Today’s language-learning software programs recognize many different learning styles and incorporate visual and audio elements. They’ve also gotten social, with communities being built into the learning experience. Because of different learning styles, you may find that some people in your organization respond better to one product than another.
All the products reviewed here support a casual approach to language learning, in that they assume users simply want to be able to get around in another country. They are not designed for those who want to hold a conversation with colleagues about their shared professional expertise or who need to understand what is being said at a technical conference.
These language-learning tools are more of the starter variety and, as such, perform reasonably well. Whether you add these to your library collection or subscribe on your own, you’ll want to choose the software package that offers the languages you want and teaches them in a style conducive to your learning proclivities.
Kiitos etta luit tama artikkelin (Thanks for reading this article), as my nephew would say if he had actually learned Finnish.
ENDANGERED LANGUAGES [ILLUSTRATION OMITTED] There are other ways in which the internet affects language learning beyond simply learning some rudimentary phrases in another language in preparation for being a tourist.
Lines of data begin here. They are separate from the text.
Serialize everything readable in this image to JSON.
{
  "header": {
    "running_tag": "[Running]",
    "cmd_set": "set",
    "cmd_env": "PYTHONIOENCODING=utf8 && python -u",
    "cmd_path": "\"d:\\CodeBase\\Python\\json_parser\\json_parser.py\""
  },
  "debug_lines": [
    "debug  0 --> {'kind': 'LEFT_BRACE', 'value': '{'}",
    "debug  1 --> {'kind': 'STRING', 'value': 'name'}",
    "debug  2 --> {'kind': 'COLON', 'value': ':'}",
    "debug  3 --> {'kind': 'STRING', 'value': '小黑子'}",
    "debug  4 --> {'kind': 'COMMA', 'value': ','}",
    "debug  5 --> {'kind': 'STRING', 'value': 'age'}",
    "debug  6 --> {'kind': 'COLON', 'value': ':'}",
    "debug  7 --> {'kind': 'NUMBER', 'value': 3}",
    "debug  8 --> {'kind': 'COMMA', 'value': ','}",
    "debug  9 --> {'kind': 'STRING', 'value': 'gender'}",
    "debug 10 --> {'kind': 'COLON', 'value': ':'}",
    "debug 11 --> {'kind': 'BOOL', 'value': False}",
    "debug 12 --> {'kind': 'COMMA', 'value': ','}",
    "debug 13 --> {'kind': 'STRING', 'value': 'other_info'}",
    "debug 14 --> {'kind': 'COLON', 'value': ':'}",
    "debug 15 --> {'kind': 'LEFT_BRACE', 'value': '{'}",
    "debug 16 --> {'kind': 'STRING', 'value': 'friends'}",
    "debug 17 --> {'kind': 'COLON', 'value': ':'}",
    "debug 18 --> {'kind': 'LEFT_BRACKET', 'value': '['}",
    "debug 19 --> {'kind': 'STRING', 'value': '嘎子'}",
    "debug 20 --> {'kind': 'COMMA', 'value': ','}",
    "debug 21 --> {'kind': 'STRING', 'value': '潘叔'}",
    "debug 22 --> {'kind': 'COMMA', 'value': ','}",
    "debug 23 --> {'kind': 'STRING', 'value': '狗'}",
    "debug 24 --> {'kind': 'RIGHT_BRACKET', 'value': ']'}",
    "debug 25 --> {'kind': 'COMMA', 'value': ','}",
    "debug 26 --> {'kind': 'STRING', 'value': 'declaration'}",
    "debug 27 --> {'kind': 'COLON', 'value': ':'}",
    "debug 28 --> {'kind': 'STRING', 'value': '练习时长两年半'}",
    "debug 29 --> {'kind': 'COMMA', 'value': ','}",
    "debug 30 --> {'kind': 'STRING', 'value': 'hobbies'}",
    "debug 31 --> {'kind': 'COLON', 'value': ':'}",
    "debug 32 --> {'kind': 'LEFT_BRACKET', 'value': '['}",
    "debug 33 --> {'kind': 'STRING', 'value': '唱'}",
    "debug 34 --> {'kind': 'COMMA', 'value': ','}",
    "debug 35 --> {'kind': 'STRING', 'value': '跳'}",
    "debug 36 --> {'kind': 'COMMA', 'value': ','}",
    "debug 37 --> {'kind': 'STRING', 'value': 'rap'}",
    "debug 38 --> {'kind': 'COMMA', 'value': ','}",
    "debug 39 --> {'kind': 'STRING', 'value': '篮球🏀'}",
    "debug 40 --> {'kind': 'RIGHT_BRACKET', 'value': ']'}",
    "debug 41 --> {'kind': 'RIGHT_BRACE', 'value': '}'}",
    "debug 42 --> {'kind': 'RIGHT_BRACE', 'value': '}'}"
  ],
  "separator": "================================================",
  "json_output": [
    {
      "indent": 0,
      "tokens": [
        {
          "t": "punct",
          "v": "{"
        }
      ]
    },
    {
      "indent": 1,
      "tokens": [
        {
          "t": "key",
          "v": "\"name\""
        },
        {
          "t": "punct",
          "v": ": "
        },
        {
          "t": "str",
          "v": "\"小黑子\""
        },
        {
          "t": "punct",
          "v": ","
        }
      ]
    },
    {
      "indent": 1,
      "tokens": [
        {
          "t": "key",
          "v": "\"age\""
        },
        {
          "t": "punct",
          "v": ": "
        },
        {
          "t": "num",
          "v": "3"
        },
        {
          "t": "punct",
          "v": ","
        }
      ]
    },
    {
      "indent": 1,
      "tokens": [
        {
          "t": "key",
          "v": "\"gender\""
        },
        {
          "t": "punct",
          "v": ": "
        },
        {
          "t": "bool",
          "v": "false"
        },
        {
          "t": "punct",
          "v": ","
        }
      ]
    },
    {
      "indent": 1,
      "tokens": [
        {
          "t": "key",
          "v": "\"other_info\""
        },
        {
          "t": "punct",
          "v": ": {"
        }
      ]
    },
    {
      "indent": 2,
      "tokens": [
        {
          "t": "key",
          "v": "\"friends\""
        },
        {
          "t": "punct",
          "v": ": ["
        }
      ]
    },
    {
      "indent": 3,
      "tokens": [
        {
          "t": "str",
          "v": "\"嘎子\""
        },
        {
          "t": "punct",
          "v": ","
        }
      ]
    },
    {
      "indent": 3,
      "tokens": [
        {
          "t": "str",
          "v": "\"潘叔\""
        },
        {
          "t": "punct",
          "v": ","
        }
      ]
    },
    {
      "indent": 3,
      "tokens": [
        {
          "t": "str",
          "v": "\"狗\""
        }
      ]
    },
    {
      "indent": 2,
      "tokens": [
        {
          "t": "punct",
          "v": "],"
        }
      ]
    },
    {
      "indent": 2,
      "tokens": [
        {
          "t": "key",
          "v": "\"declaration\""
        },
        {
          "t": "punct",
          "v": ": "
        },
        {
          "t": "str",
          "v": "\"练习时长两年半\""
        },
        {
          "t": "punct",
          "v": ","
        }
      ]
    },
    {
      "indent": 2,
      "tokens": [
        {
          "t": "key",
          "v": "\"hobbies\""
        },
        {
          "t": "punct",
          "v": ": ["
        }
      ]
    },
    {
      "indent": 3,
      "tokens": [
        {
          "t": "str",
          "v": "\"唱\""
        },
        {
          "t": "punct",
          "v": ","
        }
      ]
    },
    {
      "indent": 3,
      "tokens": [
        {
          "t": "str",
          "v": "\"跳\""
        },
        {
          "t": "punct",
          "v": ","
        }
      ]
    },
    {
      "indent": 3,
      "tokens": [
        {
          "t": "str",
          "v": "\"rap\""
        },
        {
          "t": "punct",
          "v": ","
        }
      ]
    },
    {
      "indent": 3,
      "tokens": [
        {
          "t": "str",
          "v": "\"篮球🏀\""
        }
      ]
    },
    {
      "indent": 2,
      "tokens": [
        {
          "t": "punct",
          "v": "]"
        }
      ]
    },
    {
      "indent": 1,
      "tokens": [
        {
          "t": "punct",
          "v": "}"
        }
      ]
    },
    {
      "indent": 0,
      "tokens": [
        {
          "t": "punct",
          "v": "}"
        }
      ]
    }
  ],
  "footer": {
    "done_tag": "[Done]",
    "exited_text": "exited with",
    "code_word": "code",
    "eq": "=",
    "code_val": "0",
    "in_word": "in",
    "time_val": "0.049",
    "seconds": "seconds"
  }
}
It’s a powerful force for the preservation of languages that might otherwise die out.
Rosetta Stone, for example, has an Endangered Language Program, which is trying to preserve languages that are in danger of dying out, such as Inupiaq, Mohawk, Navajo, and Chitimacha (www .rosettastone.com/global/endangered). Schools use Rosetta Stone to teach children languages that could become extinct if not used.
UNESCO maintains an Atlas of the World’s Languages in Danger (www.unesco.org/culture/languages-atlas/en/ atlasmap.html). It is regularly updated and is part of UNESCO’s attempts to raise awareness of and help preserve these languages.
The World Oral Literature Project, based at the University of Cambridge (U.K.), is a pilot project to crowdsource indigenous languages that might be in danger of extinction (www.oralliterature.org). The project includes both textual information and sound recordings.
Marydee Ojala (email@example.com) wishes she were vastly more multilingual than she is.